#### Work required:
Report every line of the records below that includes the string "Task".
════════════════════
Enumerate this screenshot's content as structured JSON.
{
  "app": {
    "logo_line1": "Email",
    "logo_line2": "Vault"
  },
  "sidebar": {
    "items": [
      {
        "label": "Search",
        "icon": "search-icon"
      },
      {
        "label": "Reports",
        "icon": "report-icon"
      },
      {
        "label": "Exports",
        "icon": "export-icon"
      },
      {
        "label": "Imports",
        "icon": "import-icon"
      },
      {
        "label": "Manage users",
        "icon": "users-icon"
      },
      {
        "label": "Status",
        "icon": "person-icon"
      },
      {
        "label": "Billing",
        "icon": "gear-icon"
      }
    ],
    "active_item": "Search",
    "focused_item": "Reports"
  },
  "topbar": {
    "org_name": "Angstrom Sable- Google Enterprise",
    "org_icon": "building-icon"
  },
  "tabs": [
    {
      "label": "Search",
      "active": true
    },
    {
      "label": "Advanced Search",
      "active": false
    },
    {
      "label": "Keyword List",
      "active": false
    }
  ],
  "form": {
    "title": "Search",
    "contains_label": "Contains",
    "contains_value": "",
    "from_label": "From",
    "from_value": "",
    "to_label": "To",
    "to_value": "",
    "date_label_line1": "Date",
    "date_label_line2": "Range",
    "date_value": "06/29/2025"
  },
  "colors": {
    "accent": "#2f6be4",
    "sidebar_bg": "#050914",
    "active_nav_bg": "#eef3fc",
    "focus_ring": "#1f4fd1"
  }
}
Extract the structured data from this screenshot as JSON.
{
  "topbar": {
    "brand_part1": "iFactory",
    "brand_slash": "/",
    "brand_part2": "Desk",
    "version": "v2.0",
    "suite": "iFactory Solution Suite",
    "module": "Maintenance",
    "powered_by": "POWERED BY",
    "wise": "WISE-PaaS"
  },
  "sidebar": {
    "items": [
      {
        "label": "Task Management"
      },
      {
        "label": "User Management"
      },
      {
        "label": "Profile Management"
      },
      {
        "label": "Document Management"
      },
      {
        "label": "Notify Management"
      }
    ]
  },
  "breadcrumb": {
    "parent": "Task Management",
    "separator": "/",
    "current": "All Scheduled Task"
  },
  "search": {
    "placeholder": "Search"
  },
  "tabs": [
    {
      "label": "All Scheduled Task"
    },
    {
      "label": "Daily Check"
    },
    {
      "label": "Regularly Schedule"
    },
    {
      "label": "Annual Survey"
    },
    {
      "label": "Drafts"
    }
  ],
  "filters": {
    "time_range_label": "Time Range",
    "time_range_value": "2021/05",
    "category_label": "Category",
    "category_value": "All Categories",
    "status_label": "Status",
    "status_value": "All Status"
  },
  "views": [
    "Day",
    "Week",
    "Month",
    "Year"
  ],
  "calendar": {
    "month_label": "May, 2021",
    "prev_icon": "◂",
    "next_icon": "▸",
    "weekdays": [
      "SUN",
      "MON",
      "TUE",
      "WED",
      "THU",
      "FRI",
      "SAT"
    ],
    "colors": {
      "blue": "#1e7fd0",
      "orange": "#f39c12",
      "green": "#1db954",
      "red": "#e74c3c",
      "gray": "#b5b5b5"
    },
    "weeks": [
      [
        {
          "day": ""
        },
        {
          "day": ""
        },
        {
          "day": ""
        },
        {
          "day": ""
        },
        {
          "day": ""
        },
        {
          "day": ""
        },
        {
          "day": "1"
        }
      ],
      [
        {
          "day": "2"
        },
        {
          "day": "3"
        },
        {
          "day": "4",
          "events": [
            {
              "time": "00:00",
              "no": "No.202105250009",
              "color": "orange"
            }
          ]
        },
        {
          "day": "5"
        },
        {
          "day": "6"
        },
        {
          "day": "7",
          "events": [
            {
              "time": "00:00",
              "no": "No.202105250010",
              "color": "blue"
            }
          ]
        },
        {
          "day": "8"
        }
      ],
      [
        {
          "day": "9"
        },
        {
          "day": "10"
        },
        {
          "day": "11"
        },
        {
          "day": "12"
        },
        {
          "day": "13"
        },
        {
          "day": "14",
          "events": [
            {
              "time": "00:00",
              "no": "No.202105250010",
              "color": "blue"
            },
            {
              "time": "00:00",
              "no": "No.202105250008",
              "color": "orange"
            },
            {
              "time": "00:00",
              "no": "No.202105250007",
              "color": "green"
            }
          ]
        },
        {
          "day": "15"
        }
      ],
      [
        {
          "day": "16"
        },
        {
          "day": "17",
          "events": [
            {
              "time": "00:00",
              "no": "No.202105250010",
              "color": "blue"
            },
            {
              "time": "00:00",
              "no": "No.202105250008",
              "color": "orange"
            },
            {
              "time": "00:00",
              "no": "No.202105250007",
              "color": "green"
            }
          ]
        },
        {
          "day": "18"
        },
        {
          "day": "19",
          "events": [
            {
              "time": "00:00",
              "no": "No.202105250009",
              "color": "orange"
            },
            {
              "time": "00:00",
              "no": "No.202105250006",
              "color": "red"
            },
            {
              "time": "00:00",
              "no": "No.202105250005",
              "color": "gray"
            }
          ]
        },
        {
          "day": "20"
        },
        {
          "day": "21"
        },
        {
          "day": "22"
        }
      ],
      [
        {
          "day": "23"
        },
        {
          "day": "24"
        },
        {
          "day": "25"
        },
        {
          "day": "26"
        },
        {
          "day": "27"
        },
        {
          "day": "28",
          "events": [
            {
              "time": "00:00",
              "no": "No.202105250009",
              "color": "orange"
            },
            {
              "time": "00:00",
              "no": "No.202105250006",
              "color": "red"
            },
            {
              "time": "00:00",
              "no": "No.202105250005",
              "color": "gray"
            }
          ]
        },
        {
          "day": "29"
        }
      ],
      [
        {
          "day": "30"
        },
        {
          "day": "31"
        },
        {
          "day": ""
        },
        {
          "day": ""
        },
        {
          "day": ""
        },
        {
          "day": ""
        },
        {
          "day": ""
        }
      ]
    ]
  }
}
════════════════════
#### Exercise result:
        "label": "Task Management"
    "parent": "Task Management",
    "current": "All Scheduled Task"
      "label": "All Scheduled Task"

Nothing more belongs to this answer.